The early Christians believed that Brigid was present at the birth of Christ and acted as midwife. Indeed, she's often refereed to as "Mary of the Gael." Women saw her as a guardian of sorts around all matters of midwifery. Her symbol is that of the triple spiral and represents the three aspects of womanhood: maiden, mother and crone.
When I learned about Saint Brigid in school, it was of an almost mythological figure. In fact the stories fit in to classic mythological categories and probably belong more appropriately to the goddess with whose identity hers overlap. She was the goddess of all creative things, arts and crafts, healing, smithwork and poetry.
And yet the Brigid for whom people set a place at the table and believed looked after their livestock, for whom women felt close to and somehow shared their Everyday Concerns and touched the things in their lives which occupied them from dawn until dusk - this Brigid seems just as powerful and compassionate a figure, as strongly imbued with the divine feminine as is the Christ’s midwife.
Brigid was everywhere and not just on Brigid's Day. Her Wells could be found in almost every town land, her Crosses in every household and every night, Her Blessing was invoked as the woman of the house 'smoored' the fire while reciting one of her many charms. (Smooring the Fire: putting the ashes over the embers to keep them alight until the fire was needed again in the morning)
When you look at these Lovely Traditions woven into the fabric of ordinary everyday lives, divorced from the grandeur of fine architecture, 'creative things' and finer aspects in life, it is probably this very thing that made them special and 'present.' It was ironically the forbidding of the practice of religion that led to an everyday contemplative practice, wherein the ordinary practice of Baking a Cake, Sewing a Piece of Rag, Collecting Rushes From The River and lighting the fire was transformed from the everyday into the sacred.
These everyday practices were never closer to the people than through the simple Rituals Associated with Brigid, the Mary of the Gael, their own divine feminine - the woman who passed by the back of the house on January 31st and looked after the cows and the lambs, and while you might never get to Jerusalem, you could visit her Holy Well down the road, and you could make your own Cross for her by visiting your own stream.

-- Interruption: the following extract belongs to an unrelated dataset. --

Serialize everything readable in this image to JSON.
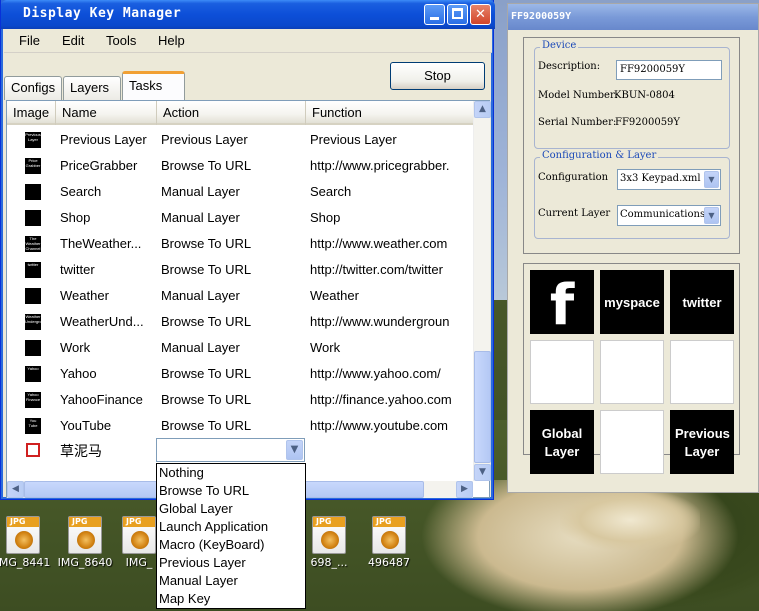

Joseph Campbell, the great mythologist, once said that all land is Holy Land. And no one made the land more holy that Brigid. And never was she more appreciated that in the depths of harsh winter when reminders of Spring were sorely needed.